- TASK TO CARRY OUT:
Where an entry contains a picture, omit the picture and repeat the rest exactly.

***** GIVEN DATA

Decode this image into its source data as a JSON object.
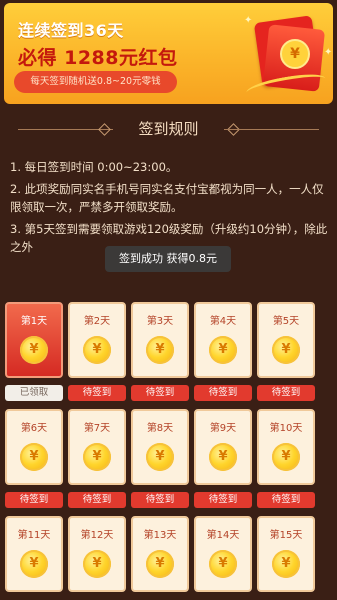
{
  "banner": {
    "line1": "连续签到36天",
    "line2": "必得 1288元红包",
    "pill": "每天签到随机送0.8~20元零钱",
    "coin_symbol": "¥"
  },
  "section": {
    "title": "签到规则"
  },
  "rules": [
    "1. 每日签到时间 0:00~23:00。",
    "2. 此项奖励同实名手机号同实名支付宝都视为同一人，一人仅限领取一次，严禁多开领取奖励。",
    "3. 第5天签到需要领取游戏120级奖励（升级约10分钟），除此之外"
  ],
  "toast": "签到成功 获得0.8元",
  "days": [
    {
      "label": "第1天",
      "status": "已领取",
      "claimed": true
    },
    {
      "label": "第2天",
      "status": "待签到",
      "claimed": false
    },
    {
      "label": "第3天",
      "status": "待签到",
      "claimed": false
    },
    {
      "label": "第4天",
      "status": "待签到",
      "claimed": false
    },
    {
      "label": "第5天",
      "status": "待签到",
      "claimed": false
    },
    {
      "label": "第6天",
      "status": "待签到",
      "claimed": false
    },
    {
      "label": "第7天",
      "status": "待签到",
      "claimed": false
    },
    {
      "label": "第8天",
      "status": "待签到",
      "claimed": false
    },
    {
      "label": "第9天",
      "status": "待签到",
      "claimed": false
    },
    {
      "label": "第10天",
      "status": "待签到",
      "claimed": false
    },
    {
      "label": "第11天",
      "status": "",
      "claimed": false
    },
    {
      "label": "第12天",
      "status": "",
      "claimed": false
    },
    {
      "label": "第13天",
      "status": "",
      "claimed": false
    },
    {
      "label": "第14天",
      "status": "",
      "claimed": false
    },
    {
      "label": "第15天",
      "status": "",
      "claimed": false
    }
  ],
  "coin_symbol": "¥",
  "colors": {
    "background": "#3a1f15",
    "banner": "#fbb52a",
    "accent_red": "#e23a2e",
    "card": "#fdf1dd"
  },
  "icons": [
    "red-envelope-icon",
    "coin-icon",
    "sparkle-icon",
    "diamond-divider-icon"
  ]
}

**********

- RESPONSE:
Decode this image into its source data as a JSON object.
{
  "banner": {
    "line1": "连续签到36天",
    "line2": "必得 1288元红包",
    "pill": "每天签到随机送0.8~20元零钱",
    "coin_symbol": "¥"
  },
  "section": {
    "title": "签到规则"
  },
  "rules": [
    "1. 每日签到时间 0:00~23:00。",
    "2. 此项奖励同实名手机号同实名支付宝都视为同一人，一人仅限领取一次，严禁多开领取奖励。",
    "3. 第5天签到需要领取游戏120级奖励（升级约10分钟），除此之外"
  ],
  "toast": "签到成功 获得0.8元",
  "days": [
    {
      "label": "第1天",
      "status": "已领取",
      "claimed": true
    },
    {
      "label": "第2天",
      "status": "待签到",
      "claimed": false
    },
    {
      "label": "第3天",
      "status": "待签到",
      "claimed": false
    },
    {
      "label": "第4天",
      "status": "待签到",
      "claimed": false
    },
    {
      "label": "第5天",
      "status": "待签到",
      "claimed": false
    },
    {
      "label": "第6天",
      "status": "待签到",
      "claimed": false
    },
    {
      "label": "第7天",
      "status": "待签到",
      "claimed": false
    },
    {
      "label": "第8天",
      "status": "待签到",
      "claimed": false
    },
    {
      "label": "第9天",
      "status": "待签到",
      "claimed": false
    },
    {
      "label": "第10天",
      "status": "待签到",
      "claimed": false
    },
    {
      "label": "第11天",
      "status": "",
      "claimed": false
    },
    {
      "label": "第12天",
      "status": "",
      "claimed": false
    },
    {
      "label": "第13天",
      "status": "",
      "claimed": false
    },
    {
      "label": "第14天",
      "status": "",
      "claimed": false
    },
    {
      "label": "第15天",
      "status": "",
      "claimed": false
    }
  ],
  "coin_symbol": "¥",
  "colors": {
    "background": "#3a1f15",
    "banner": "#fbb52a",
    "accent_red": "#e23a2e",
    "card": "#fdf1dd"
  },
  "icons": [
    "red-envelope-icon",
    "coin-icon",
    "sparkle-icon",
    "diamond-divider-icon"
  ]
}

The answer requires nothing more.